> _What is needed_: Retype the data below without altering anything.

------ Information provided ------

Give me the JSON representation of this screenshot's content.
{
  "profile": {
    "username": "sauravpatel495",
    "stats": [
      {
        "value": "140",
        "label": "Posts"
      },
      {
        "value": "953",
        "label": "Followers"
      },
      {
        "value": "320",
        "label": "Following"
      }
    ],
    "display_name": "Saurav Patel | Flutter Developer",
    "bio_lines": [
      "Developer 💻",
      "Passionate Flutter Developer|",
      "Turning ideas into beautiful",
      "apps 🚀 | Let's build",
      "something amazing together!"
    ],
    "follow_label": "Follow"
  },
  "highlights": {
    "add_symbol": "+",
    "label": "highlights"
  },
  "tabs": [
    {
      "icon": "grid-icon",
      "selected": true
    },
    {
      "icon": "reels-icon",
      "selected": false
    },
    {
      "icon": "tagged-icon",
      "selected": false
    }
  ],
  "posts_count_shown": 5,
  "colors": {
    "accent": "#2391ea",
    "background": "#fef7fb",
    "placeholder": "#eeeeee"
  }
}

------

> _Exercise solution_:
Give me the JSON representation of this screenshot's content.
{
  "profile": {
    "username": "sauravpatel495",
    "stats": [
      {
        "value": "140",
        "label": "Posts"
      },
      {
        "value": "953",
        "label": "Followers"
      },
      {
        "value": "320",
        "label": "Following"
      }
    ],
    "display_name": "Saurav Patel | Flutter Developer",
    "bio_lines": [
      "Developer 💻",
      "Passionate Flutter Developer|",
      "Turning ideas into beautiful",
      "apps 🚀 | Let's build",
      "something amazing together!"
    ],
    "follow_label": "Follow"
  },
  "highlights": {
    "add_symbol": "+",
    "label": "highlights"
  },
  "tabs": [
    {
      "icon": "grid-icon",
      "selected": true
    },
    {
      "icon": "reels-icon",
      "selected": false
    },
    {
      "icon": "tagged-icon",
      "selected": false
    }
  ],
  "posts_count_shown": 5,
  "colors": {
    "accent": "#2391ea",
    "background": "#fef7fb",
    "placeholder": "#eeeeee"
  }
}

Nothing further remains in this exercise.